*** Opening of Dataset ***

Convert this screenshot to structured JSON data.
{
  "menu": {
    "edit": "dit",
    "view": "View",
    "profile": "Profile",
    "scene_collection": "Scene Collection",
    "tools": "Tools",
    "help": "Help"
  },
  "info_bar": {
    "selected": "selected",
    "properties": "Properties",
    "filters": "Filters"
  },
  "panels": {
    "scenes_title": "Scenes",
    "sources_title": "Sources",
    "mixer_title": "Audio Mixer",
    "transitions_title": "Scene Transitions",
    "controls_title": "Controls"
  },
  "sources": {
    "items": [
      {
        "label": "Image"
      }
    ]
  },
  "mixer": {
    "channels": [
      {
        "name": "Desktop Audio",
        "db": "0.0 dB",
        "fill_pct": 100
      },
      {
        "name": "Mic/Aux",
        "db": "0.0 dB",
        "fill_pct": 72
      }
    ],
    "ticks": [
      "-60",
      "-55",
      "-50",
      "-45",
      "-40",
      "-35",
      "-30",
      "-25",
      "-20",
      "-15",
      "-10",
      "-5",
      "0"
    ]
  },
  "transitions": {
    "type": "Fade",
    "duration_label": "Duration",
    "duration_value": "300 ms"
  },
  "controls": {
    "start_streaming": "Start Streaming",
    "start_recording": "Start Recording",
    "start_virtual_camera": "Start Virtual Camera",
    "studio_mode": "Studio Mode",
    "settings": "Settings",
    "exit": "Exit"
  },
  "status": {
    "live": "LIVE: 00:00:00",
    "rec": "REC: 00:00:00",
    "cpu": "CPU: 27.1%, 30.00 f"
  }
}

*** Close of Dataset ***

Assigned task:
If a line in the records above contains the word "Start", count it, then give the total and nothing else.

Answer box:
3